William's book list on family in California

William F. Deverell Why did William love this book?

Richly woven history of immigration, family, and the California Dream as refracted through Chinese newcomers and their Chinese American descendants. The author has two very powerful tools at her disposal – penetrating historical sensibility and a great novelist’s ear for language. Across time and space, family stories, and passed-down memories endure. They all come together in this wonderful book in which California alternates between background and foreground through both hope and disappointment.

By Lisa See,

Why should I read it?

1 author picked On Gold Mountain as one of their favorite books, and they share why you should read it.

What is this book about?

Out of the stories heard in her childhood in Los Angeles's Chinatown and years of research, See has constructed this sweeping chronicle of her Chinese-American family, a work that takes in stories of racism and romance, entrepreneurial genius and domestic heartache, secret marriages and sibling rivalries, in a powerful history of two cultures meeting in a new world. 82 photos.


Book cover of The Odyssey of Phillis Wheatley: A Poet's Journeys Through American Slavery and Independence

David W. Stowe Author Of How Sweet the Sound: Music in the Spiritual Lives of Americans

From David's 3 favorite reads in 2023.

Why am I passionate about this?

Author Curious Creative Compassionate Reflective Moody

David's 3 favorite reads in 2023

David W. Stowe Why did David love this book?

I admit that I picked up this book mainly because I’m researching the musical scene of revolutionary-era Boston. I figured this new book would offer some state-of-the-art context I could learn from. But even apart from my pragmatic motive, it was a stimulating read.

Wheatley is such an unlikely figure you would almost have to make her up. Kidnapped at around age seven from West Africa, she was shipped to America and purchased by a genteel Boston couple. They quickly recognized her genius.

Within a few years, she was reading the Bible, of course, but also English poets Pope and Milton, not to mention Virgil, Ovid, Terence, and Homer. All the while working as an enslaved servant. 

Wheatley’s first poem was published when she was thirteen. She received national acclaim three years later for an elegy she wrote for the British evangelist George Whitefield. At eighteen, Wheatley sailed to London…

By David Waldstreicher,

Why should I read it?

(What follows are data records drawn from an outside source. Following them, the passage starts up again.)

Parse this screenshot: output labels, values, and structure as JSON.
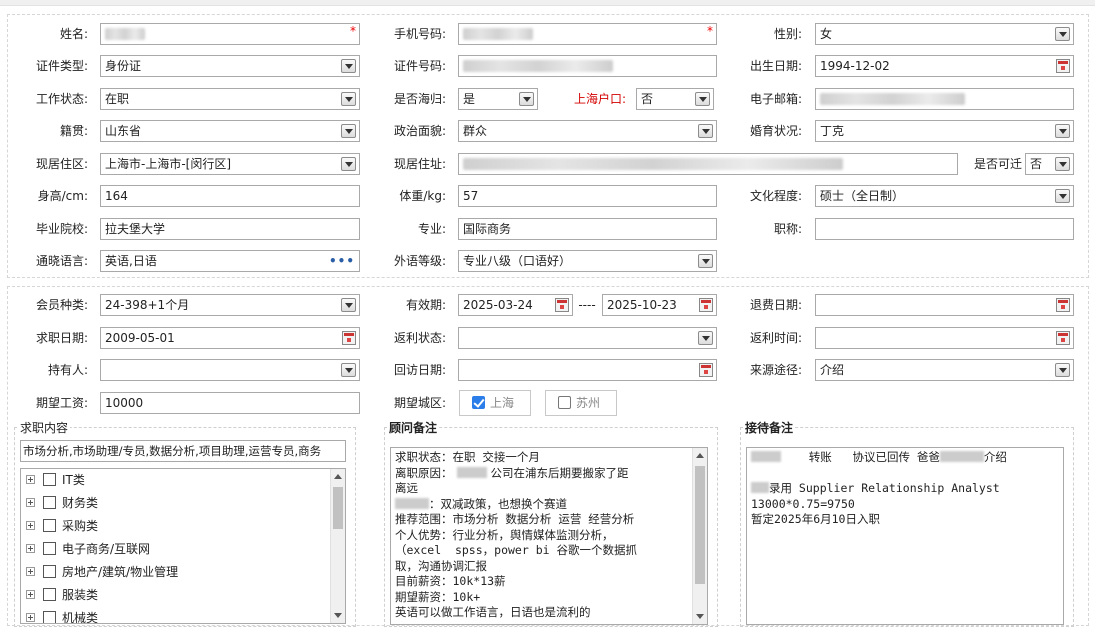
{
  "basic": {
    "name_label": "姓名:",
    "phone_label": "手机号码:",
    "gender_label": "性别:",
    "gender_value": "女",
    "idtype_label": "证件类型:",
    "idtype_value": "身份证",
    "idno_label": "证件号码:",
    "birth_label": "出生日期:",
    "birth_value": "1994-12-02",
    "work_label": "工作状态:",
    "work_value": "在职",
    "returnee_label": "是否海归:",
    "returnee_value": "是",
    "shhukou_label": "上海户口:",
    "shhukou_value": "否",
    "email_label": "电子邮箱:",
    "origin_label": "籍贯:",
    "origin_value": "山东省",
    "political_label": "政治面貌:",
    "political_value": "群众",
    "marital_label": "婚育状况:",
    "marital_value": "丁克",
    "residence_area_label": "现居住区:",
    "residence_area_value": "上海市-上海市-[闵行区]",
    "residence_addr_label": "现居住址:",
    "relocate_label": "是否可迁",
    "relocate_value": "否",
    "height_label": "身高/cm:",
    "height_value": "164",
    "weight_label": "体重/kg:",
    "weight_value": "57",
    "edu_label": "文化程度:",
    "edu_value": "硕士（全日制）",
    "school_label": "毕业院校:",
    "school_value": "拉夫堡大学",
    "major_label": "专业:",
    "major_value": "国际商务",
    "title_label": "职称:",
    "lang_label": "通晓语言:",
    "lang_value": "英语,日语",
    "lang_more": "•••",
    "foreign_label": "外语等级:",
    "foreign_value": "专业八级（口语好）"
  },
  "member": {
    "type_label": "会员种类:",
    "type_value": "24-398+1个月",
    "valid_label": "有效期:",
    "valid_from": "2025-03-24",
    "valid_sep": "----",
    "valid_to": "2025-10-23",
    "refund_date_label": "退费日期:",
    "seek_date_label": "求职日期:",
    "seek_date_value": "2009-05-01",
    "rebate_status_label": "返利状态:",
    "rebate_time_label": "返利时间:",
    "holder_label": "持有人:",
    "revisit_label": "回访日期:",
    "source_label": "来源途径:",
    "source_value": "介绍",
    "salary_label": "期望工资:",
    "salary_value": "10000",
    "city_label": "期望城区:",
    "cities": [
      {
        "label": "上海",
        "checked": true
      },
      {
        "label": "苏州",
        "checked": false
      }
    ]
  },
  "job": {
    "legend": "求职内容",
    "summary": "市场分析,市场助理/专员,数据分析,项目助理,运营专员,商务",
    "tree": [
      "IT类",
      "财务类",
      "采购类",
      "电子商务/互联网",
      "房地产/建筑/物业管理",
      "服装类",
      "机械类"
    ]
  },
  "advisor": {
    "legend": "顾问备注",
    "lines": [
      "求职状态：在职 交接一个月",
      "离职原因：",
      "公司在浦东后期要搬家了距",
      "离远",
      "：双减政策，也想换个赛道",
      "推荐范围：市场分析 数据分析 运营 经营分析",
      "个人优势：行业分析，舆情媒体监测分析，",
      "（excel  spss，power bi 谷歌一个数据抓",
      "取，沟通协调汇报",
      "目前薪资：10k*13薪",
      "期望薪资：10k+",
      "英语可以做工作语言，日语也是流利的"
    ]
  },
  "reception": {
    "legend": "接待备注",
    "l1a": "转账",
    "l1b": "协议已回传 爸爸",
    "l1c": "介绍",
    "l2": "录用 Supplier Relationship Analyst",
    "l3": "13000*0.75=9750",
    "l4": "暂定2025年6月10日入职"
  }
}
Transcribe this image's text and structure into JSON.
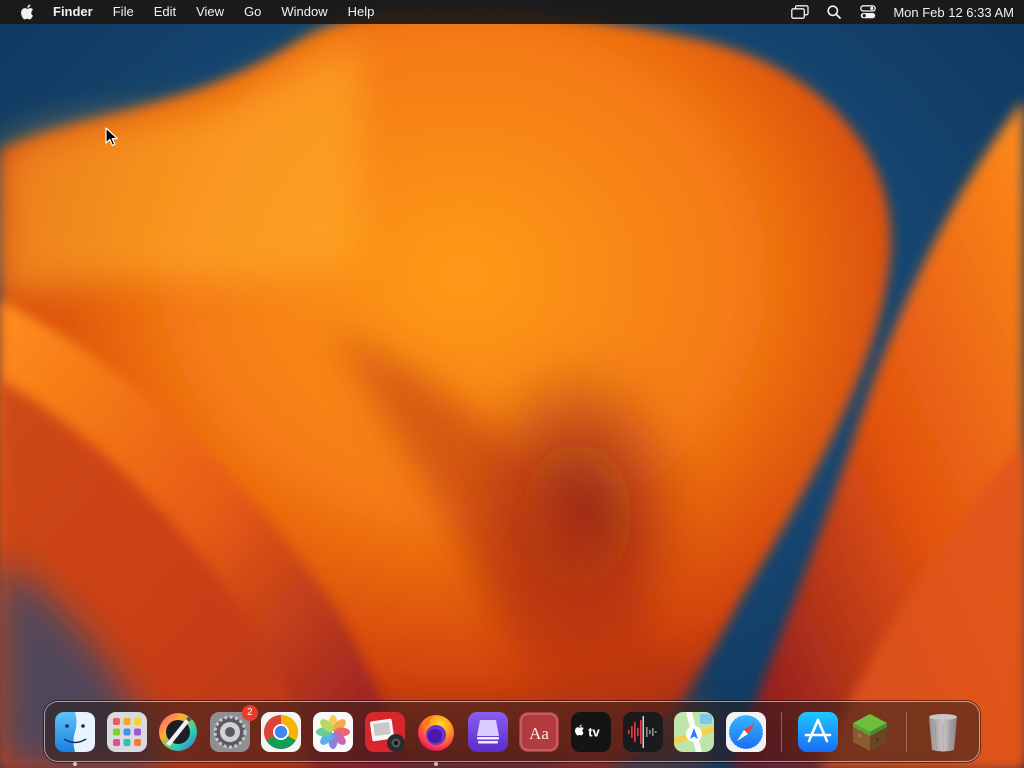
{
  "menubar": {
    "apple_icon": "apple-logo-icon",
    "app_name": "Finder",
    "menus": [
      "File",
      "Edit",
      "View",
      "Go",
      "Window",
      "Help"
    ],
    "status_icons": [
      "screen-mirroring-icon",
      "spotlight-search-icon",
      "control-center-icon"
    ],
    "clock": "Mon Feb 12  6:33 AM"
  },
  "dock": {
    "apps": [
      {
        "id": "finder",
        "icon": "finder-icon",
        "running": true
      },
      {
        "id": "launchpad",
        "icon": "launchpad-icon",
        "running": false
      },
      {
        "id": "pixelmator",
        "icon": "paint-app-icon",
        "running": false
      },
      {
        "id": "system-settings",
        "icon": "system-settings-icon",
        "running": false,
        "badge": "2"
      },
      {
        "id": "chrome",
        "icon": "chrome-icon",
        "running": false
      },
      {
        "id": "photos",
        "icon": "photos-icon",
        "running": false
      },
      {
        "id": "photo-booth",
        "icon": "photo-booth-icon",
        "running": false
      },
      {
        "id": "firefox",
        "icon": "firefox-icon",
        "running": true
      },
      {
        "id": "app-purple",
        "icon": "purple-stack-icon",
        "running": false
      },
      {
        "id": "dictionary",
        "icon": "dictionary-icon",
        "running": false,
        "label": "Aa"
      },
      {
        "id": "apple-tv",
        "icon": "apple-tv-icon",
        "running": false,
        "label": "tv"
      },
      {
        "id": "voice-memos",
        "icon": "voice-memos-icon",
        "running": false
      },
      {
        "id": "maps",
        "icon": "maps-icon",
        "running": false
      },
      {
        "id": "safari",
        "icon": "safari-icon",
        "running": false
      }
    ],
    "secondary": [
      {
        "id": "app-store",
        "icon": "app-store-icon",
        "running": false
      },
      {
        "id": "minecraft",
        "icon": "minecraft-icon",
        "running": false
      }
    ],
    "trash": {
      "id": "trash",
      "icon": "trash-icon"
    }
  },
  "colors": {
    "wallpaper_blue": "#12426b",
    "wallpaper_orange": "#f7941d",
    "menubar_bg": "#1c1816",
    "badge_red": "#ea3b2e"
  }
}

1 author picked The Odyssey of Phillis Wheatley as one of their favorite books, and they share why you should read it.

What is this book about?

“[An] erudite, enlightening new biography . . . [Waldstreicher’s] interpretations equal Wheatley’s own intentional verse, making it a joy to follow along as he unpacks her words and their arrangement.” ―Tiya Miles, The Atlantic

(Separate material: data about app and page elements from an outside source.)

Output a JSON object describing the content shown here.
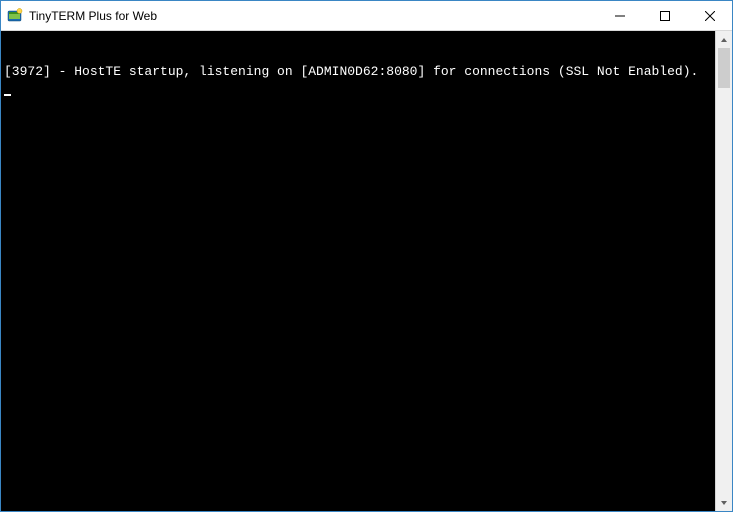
{
  "window": {
    "title": "TinyTERM Plus for Web"
  },
  "terminal": {
    "line1": "[3972] - HostTE startup, listening on [ADMIN0D62:8080] for connections (SSL Not Enabled)."
  }
}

“Thoroughly researched, beautifully rendered and cogently argued . . . The Odyssey of Phillis Wheatley is [. . .] historical biography at its best.” ―Kerri Greenidge, The New York Times Book Review (Editors’ Choice)

A paradigm-shattering biography of Phillis Wheatley, whose extraordinary poetry set African American literature at the heart of the American Revolution.

Admired by George Washington, ridiculed by Thomas Jefferson, published in London, and…


Book cover of The City and the Stars

Michelle Evans Author Of The X-15 Rocket Plane: Flying the First Wings Into Space

From my list on to contemplate our place in the universe.

Why am I passionate about this?

My passion for science and technology is the fault of my father, who first took me to Edwards AFB when I was five years old. He would pawn me off on a colleague to keep me busy while he would do the work he needed to do. That meant that I got to wander around the hangars, watching all the fascinating things happening to take the X-15 into space, and getting to meet the people who made it all happen. That passion spilled over into science fiction as well, along with the idea of trying to discover what the universe was not only like, but what it could be.

Michelle's book list on to contemplate our place in the universe

Michelle Evans Why did Michelle love this book?

Those who know me, understand that Arthur C. Clarke has been my favorite author for as long as I can remember, and they would probably be surprised at my pick of this novel over his most well-known book 2001: A Space Odyssey or even Childhood’s End. Let me put it this way, I’ll recommend anything written by Clarke, but this book stands out for me because of its profound look at the far future of humanity, which has fallen nearly to the point of extinction. It is a work that serves as a warning to us all, but also shows how one person can change the trajectory of an entire society, bringing it back from the brink in order to move once again among the stars.

By Arthur C. Clarke,

Why should I read it?

1 author picked The City and the Stars as one of their favorite books, and they share why you should read it.

What is this book about?

Clarke's masterful evocation of the far future of humanity, considered his finest novel

Men had built cities before, but never such a city as Diaspar. For millennia its protective dome shut out the creeping decay and danger of the world outside. Once, it held powers that rule the stars.

But then, as legend has it, the invaders came, driving humanity into this last refuge. It takes one man, a Unique, to break through Diaspar's stifling inertia, to smash the legend and discover the true nature of the Invaders.


Book cover of The Iliad

Rachel Kousser Author Of Alexander at the End of the World: The Forgotten Final Years of Alexander the Great

From my list on ancient goddesses heroines from a woman’s viewpoint.

Why am I passionate about this?

As a kid, I was fascinated by Greek mythology. Through myth, I encountered many powerful female characters—Athena was my favorite—but I felt frustrated by how women’s lives were told in my books. My interest in Greek myth and curiosity about untold stories led me to become a Classics professor. I love teaching and writing about women in the ancient world, helping people to understand how they navigated their lives. Luckily for me, many recent books across various genres, from novels to translations to histories, have illuminated the lives of ancient women. There’s so much more to read than when I was growing up! 

Rachel's book list on ancient goddesses heroines from a woman’s viewpoint

Rachel Kousser Why did Rachel love this book?

This book is an epic about a war fought over a woman (Helen, the “face that launched a thousand ships”), yet this is the first major translation by one. Emily Wilson’s translation sounds fresh and up-to-date yet stays closer to Homer than the versions I encountered growing up.

I love how Wilson treats Homer’s women, avoiding the clichés and derogatory language used by previous translators. And her work has the narrative drive that Homer deserves, making this very old, very familiar story a real page-turner.

By Homer, Emily Wilson (translator),

Why should I read it?

1 author picked The Iliad as one of their favorite books, and they share why you should read it.

What is this book about?

When Emily Wilson's translation of The Odyssey appeared in 2017-revealing the ancient poem in a contemporary idiom that "combines intellectual authority with addictive readability" (Edith Hall, The Sunday Telegraph)-critics lauded it as "a revelation" (Susan Chira, The New York Times) and "a cultural landmark" (Charlotte Higgins, The Guardian) that would forever change how Homer is read in English. Now Wilson has returned with an equally revelatory translation of the first great Homeric epic: The Iliad.

In Wilson's hands, this exciting and often horrifying work now gallops at a pace befitting its battle scenes, roaring with the clamour of arms, the…